slog through finish, Atlas Shrugged, than I trudged onward with The Fountainhead. This is slightly less the tome, being only 700-ish pages long. And it was written well before AS, and contains a good deal less overt pontificating about the world as it should be from a Randian perspective.
It is more story.
And I was informed that it was a much better story than her more famous child featuring the infamous John Galt.
I’m not quite so sure that is so.
While on the surface, it indeed is more story, and there is some mild interest in “how things will turn out”, one is (or at least I was) puzzled by the characters she lays out.
I find them weird. Quite plainly weird. They are not realistic to my mind at least.
And make no mistake, the character is Rand’s only concern here.
Some twenty-five years after it’s publication, Rand spoke about what her writing is intended for and what she seeks to offer her audience. A good read? A compelling story that has you turning the pages, excited to discover what happens next? Educate you on some important subject?
Oddly, and I do find it odd, Ms. Rand’s sole purpose so she says is this:
“my purpose is not the philosophical enlightenment of my readers. . .My purpose, first cause and prime mover is the portrayal of Howard Roark as an end in himself.”
Roark is the main character in FH, an architect with ideas so new and bold that nobody likes them but a precious few. He will not compromise with his fellow architects who are busy announcing that all the best has already been created, and their job is but to put those features together in new configurations.
Yet, Rand illustrates what she must do to portray this character:

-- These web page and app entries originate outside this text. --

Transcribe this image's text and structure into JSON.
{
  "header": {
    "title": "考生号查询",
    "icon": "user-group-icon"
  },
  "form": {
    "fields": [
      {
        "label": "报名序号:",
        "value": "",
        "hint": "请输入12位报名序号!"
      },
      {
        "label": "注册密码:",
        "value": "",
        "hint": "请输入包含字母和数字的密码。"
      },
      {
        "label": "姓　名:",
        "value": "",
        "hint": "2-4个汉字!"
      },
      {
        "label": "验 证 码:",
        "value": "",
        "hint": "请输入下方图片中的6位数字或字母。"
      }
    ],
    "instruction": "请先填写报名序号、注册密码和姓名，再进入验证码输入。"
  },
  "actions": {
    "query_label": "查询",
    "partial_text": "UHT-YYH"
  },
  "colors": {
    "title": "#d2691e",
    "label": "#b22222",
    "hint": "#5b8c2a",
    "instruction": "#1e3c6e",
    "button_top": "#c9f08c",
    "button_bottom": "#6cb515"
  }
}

“Since my purpose is the presentation of an ideal man, I had to define and present the conditions which make him possible and which his existence requires. Since man’s character is the product of his premises, I had to define and present the kinds of premises and values that create the character of an ideal man and motivate his actions; which mean that I had to define and present a rational code of ethics. Since man acts among and deals with other men, I had to present the kind of social system that makes it possible for ideal men to exist and to function–a free, productive, rational system which demands and rewards the best in every man, and which is obviously, laissez-faire capitalism.”

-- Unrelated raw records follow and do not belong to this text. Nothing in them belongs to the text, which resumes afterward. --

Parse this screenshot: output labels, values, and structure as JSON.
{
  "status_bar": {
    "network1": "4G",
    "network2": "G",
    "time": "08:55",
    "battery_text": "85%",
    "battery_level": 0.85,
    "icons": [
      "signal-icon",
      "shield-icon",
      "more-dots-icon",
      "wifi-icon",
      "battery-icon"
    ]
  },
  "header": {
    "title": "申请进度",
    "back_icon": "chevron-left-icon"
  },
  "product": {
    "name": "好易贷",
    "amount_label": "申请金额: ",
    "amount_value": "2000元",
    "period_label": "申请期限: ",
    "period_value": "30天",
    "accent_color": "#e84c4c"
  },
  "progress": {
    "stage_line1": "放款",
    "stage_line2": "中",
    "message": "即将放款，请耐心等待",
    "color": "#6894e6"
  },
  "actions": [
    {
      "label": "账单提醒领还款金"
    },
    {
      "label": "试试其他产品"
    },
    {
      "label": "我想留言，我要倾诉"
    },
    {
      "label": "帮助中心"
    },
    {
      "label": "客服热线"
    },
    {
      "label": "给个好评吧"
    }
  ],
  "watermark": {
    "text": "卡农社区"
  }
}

So you see how she operates.
Do you see what is missing?
Rand makes no mention of women. Indeed, both Atlas and Fountainhead contain important women as main characters, but what is true of one is true of the other–they are just men with vaginas. They talk like men, act like men, and pride themselves as being, well, female men.

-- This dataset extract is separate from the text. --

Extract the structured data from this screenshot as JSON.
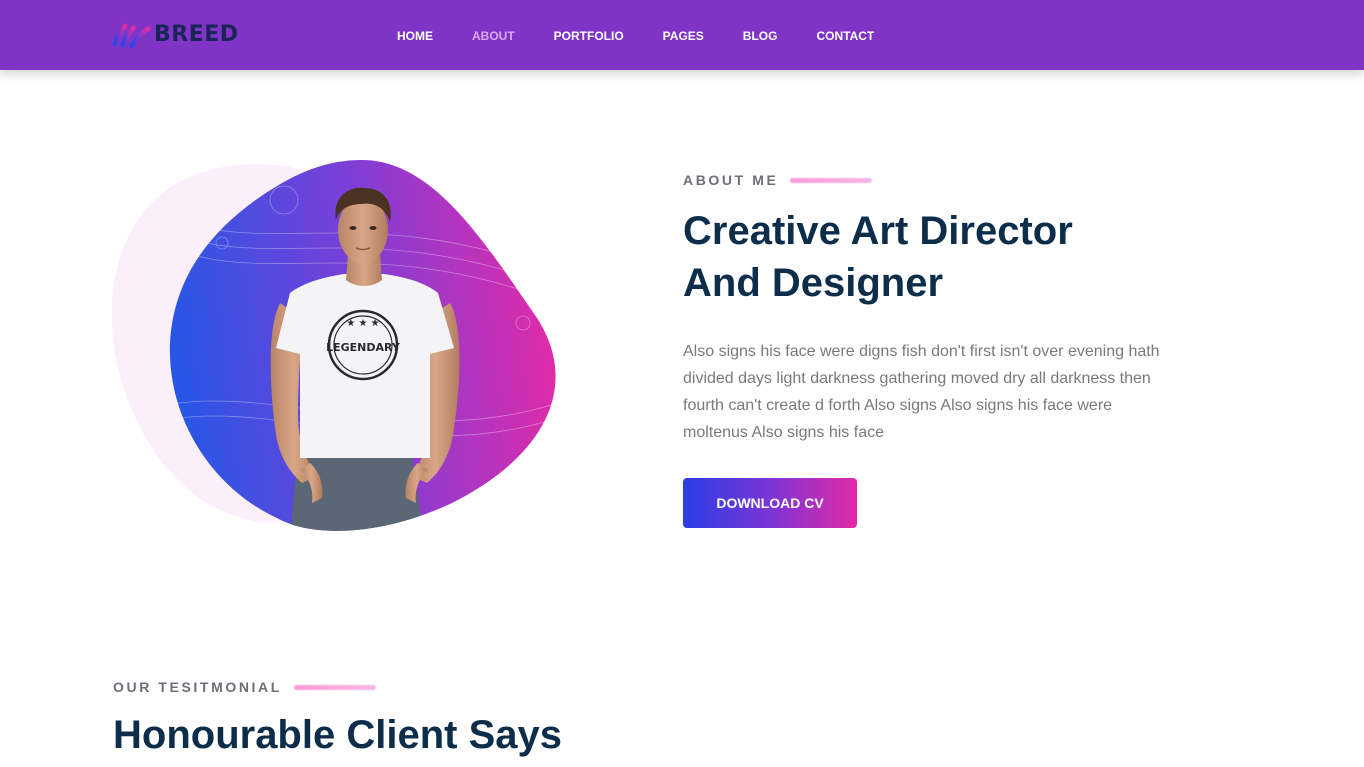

Furthermore, as you read FH, you discover that Roark has very little in the way of emotions–at least those that pertain to humans. What is worse, he rapes the his main love interest Dominique, and she seems to “awaken” to the real joy of sex by this act of violence.
So this is Rand’s ideal man?
They often stay that at least the first novel is fairly autobiographical. I suspect with Rand, they all were.
I came away from my experience with Rand thinking the woman was fairly a light-weight when it came to economics, ethics, history, and sociology. I was undecided about her as a writer. After reading the FH, I don’t think she’s much of a writer either.
Judge for yourself of course.
- The Red Pen of Doom murders THE FOUNTAINHEAD by Ayn Rand (redpenofdoom.com)
- The Fountainhead (justplunge.wordpress.com)